$3\times5$, in $20\times38$

$3\times7$, in $14\times10$

and so on.

The size is $2nr$ by $lcm(7,n)+3$, where $r\equiv n^{-1} \mod 3$.

There is in fact a general solution for any $a\times b$ where $\gcd(a,b)=1$.

As $a$ and $b$ are co-prime, we can find positive $r$,$s$ such that $ra-sb=1$. This is equivalent to $(a-s)b-(b-r)a=1$. Doubling these equations, we can also find $t$,$u$ such that $ta-ub=2$ and $(a-u)b-(b-t)a=2$. The smallest $t$,$u$ are actually $t=(2r)\%b$ and $u=(2s)\%a$ where $\%$ is the modulo operator. This allows for the following solution:

• 1x2=2x9, 2x2=4x12, 2x3=8x10, 2x4=6x26, 2x5=6x40, 2x6=8x34, 2x8=10x26 all minimal. 2x7 has a much smaller one than your generalisation, but 2x9=10x82, 2x11=12x54 and 2x15=16x40 are minimal (I think your formula gives those...). There is a nice smaller one for 2x21. Your 3x7=10x14 is minimal but 3x4 and 3x5 are not. Your axb generalisation seems to be minimal for 4x5=21x35. – theonetruepath Jun 24 '18 at 1:46

Let's start with a few generalizable $1 \times n$ solutions, similar to the ones here, corresponding to Type B, Type A resp. Type C:

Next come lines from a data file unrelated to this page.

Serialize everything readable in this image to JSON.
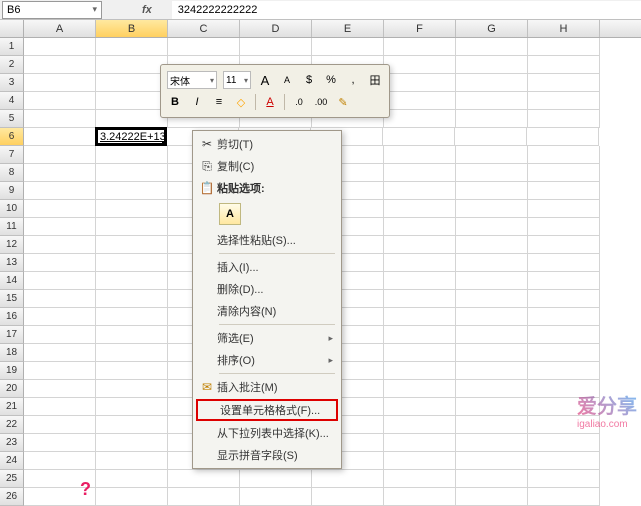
{
  "namebox": {
    "value": "B6"
  },
  "formula": {
    "value": "3242222222222"
  },
  "columns": [
    "A",
    "B",
    "C",
    "D",
    "E",
    "F",
    "G",
    "H"
  ],
  "rows_count": 26,
  "active_cell": {
    "row": 6,
    "col": "B",
    "display": "3.24222E+13"
  },
  "mini_toolbar": {
    "font_name": "宋体",
    "font_size": "11",
    "grow": "A",
    "shrink": "A",
    "bold": "B",
    "italic": "I",
    "percent": "%",
    "comma": ",",
    "currency": "$",
    "fill": "◇",
    "fontcolor": "A",
    "align": "≡",
    "border": "田",
    "inc_dec": ".0",
    "dec_dec": ".00",
    "format_painter": "✎"
  },
  "context_menu": {
    "cut": "剪切(T)",
    "copy": "复制(C)",
    "paste_header": "粘贴选项:",
    "paste_opt": "A",
    "paste_special": "选择性粘贴(S)...",
    "insert": "插入(I)...",
    "delete": "删除(D)...",
    "clear": "清除内容(N)",
    "filter": "筛选(E)",
    "sort": "排序(O)",
    "comment": "插入批注(M)",
    "format_cells": "设置单元格格式(F)...",
    "pick_list": "从下拉列表中选择(K)...",
    "phonetic": "显示拼音字段(S)"
  },
  "icons": {
    "scissors": "✂",
    "copy": "⎘",
    "clipboard": "📋",
    "comment_ico": "✉",
    "arrow": "▸"
  },
  "watermark": {
    "main": "爱分享",
    "sub": "igaliao.com"
  }
}
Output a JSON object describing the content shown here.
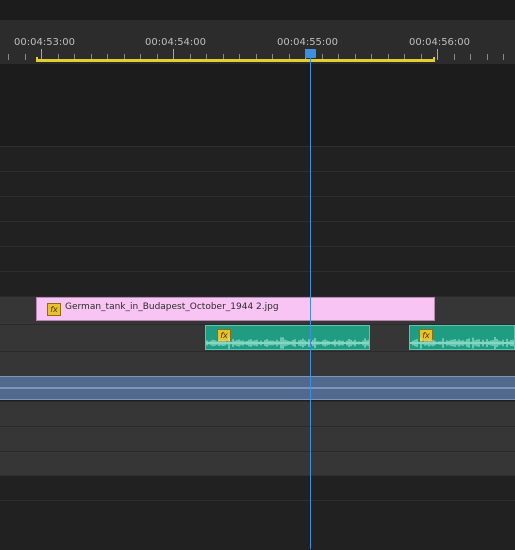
{
  "timeline": {
    "timecodes": [
      "00:04:53:00",
      "00:04:54:00",
      "00:04:55:00",
      "00:04:56:00"
    ],
    "playhead_timecode": "00:04:55:00"
  },
  "clips": {
    "image": {
      "label": "German_tank_in_Budapest_October_1944 2.jpg",
      "fx": "fx"
    },
    "audio_1": {
      "fx": "fx"
    },
    "audio_2": {
      "fx": "fx"
    }
  },
  "colors": {
    "playhead": "#3f8fe0",
    "work_area": "#e3cf2c",
    "image_clip": "#f8c4f3",
    "audio_clip": "#1f9c81",
    "selected_track": "#52698e",
    "fx_badge": "#e8c22b"
  }
}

Note that they can be subdivided, e.g. the first one into $1 \times 4$ and $1 \times 2$ (though the latter won't be optimal; I'll leave it for another contender); in general,

you'll need less rows as padding and the solution will have a height of $n + 1$.

Here are the solution sizes:

Type A (middle): uses $2k$ heptominoes, works when $n$ divides $7k$. Solution size is $(n + 1) \times (7k + n)$, or equivalently $(n + 1) \times (\text{lcm}(7,n) + n)$.
Type B (left): uses $2k+1$ heptominoes, works when $n$ divides $7k + 1$. Solution size is $(n + 1) \times (7k + 6)$. The minimum value of $k$ is $7^{-1} \pmod n$ (this is a so-called modular multiplicative inverse), so the solution size is $(n + 1) \times (7(7^{-1} \pmod n) + 6)$.
Type C (right): uses $2k+1$ heptominoes, works when $n$ divides $7k + 6$. Solution size is $(n + 1) \times (7k + 1 + 2n)$. The minimum value of $k$ is $7^{-1} \pmod n - 1$, so the solution size is $(n + 1) \times (7(7^{-1} \pmod n) - 6 + 2n)$.